All of the world is seen through the observant eyes of Officer Lockstock, and Sam Nachison brings him to the audience with a fervent zeal. There is never a moment when one can tire from hearing him say, “Little Sally,” because it is never not funny. And his rich timbre helps him create quite an ambience that sets the show in motion.
Adding to the show’s delectable texture is the performance of Gwendolyne Wagner, who plays Bobby’s passionate mother Josephine. She provides great humor in the way she receives information, sending her into a tailspin of humor-filled handwringing.

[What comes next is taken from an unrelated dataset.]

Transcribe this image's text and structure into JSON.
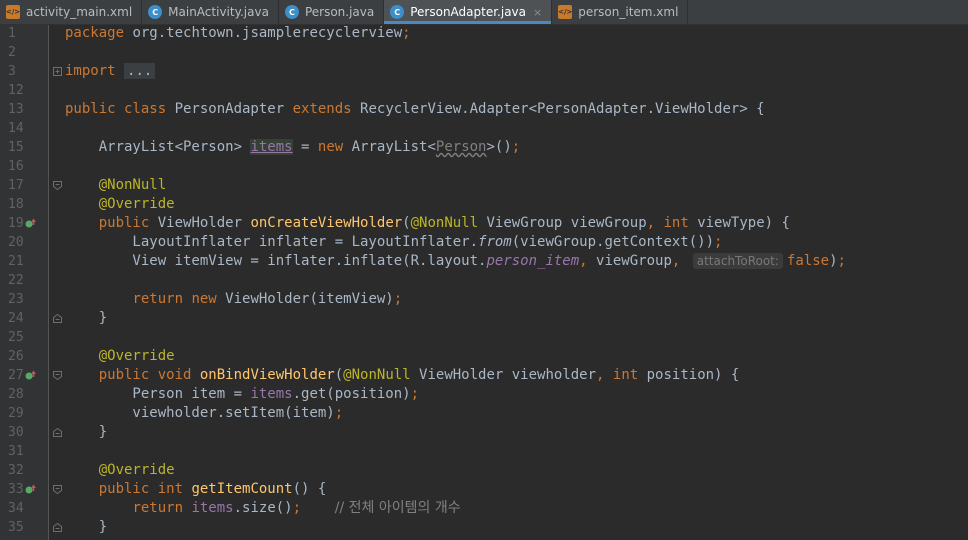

The veteran band is led by conductor Ande Jacobson, with quite the task of a terribly challenging score, one that is loaded with plenty of sounds that span across the musical theatre canon. The singing is led by vocal director Juanita Harris, with the voices really peaking in the dazzling “Run Freedom Run.” Derrick Contreras’ choreography does a fine job of matching all of the various music with keen movement, and the costumes of Sylvia Chow are stellar.
“Urinetown” made quite a splash when it premiered off-Broadway in 2001, and in 2019, and it still has a freshness, warmth and relevance that makes it timeless. Unfortunately, it also feels a lot younger than its 18 years, bringing forth a generous heaping of timely relevance.
This is where I am tempted to make a comparison between the magical feeling of urinating and musical theatre, but I shan’t. I will just say, watching a show as delightful and comic as this one will make you say, “Ahhhhhh.”
WHAT TO KNOW IF YOU GO
Sunnyvale Players presents “Urinetown”
Music and Lyrics by Mark Hollmann
Book and Lyrics by Greg Kotis
Directed by Thomas Times
The Word: A show as relevant today as it was in 2001, the Sunnyvale Players dive into the humor of the show with gusto.
Stars: 4 out of 5
Running time: Two hours, 10 minutes with an intermission
Through Nov. 10th
Sunnyvale Community Center
550 East Remington Drive, Sunnyvale CA
Tickets range from $32 – $38
For tickets, visit sunnyvaleplayers.org.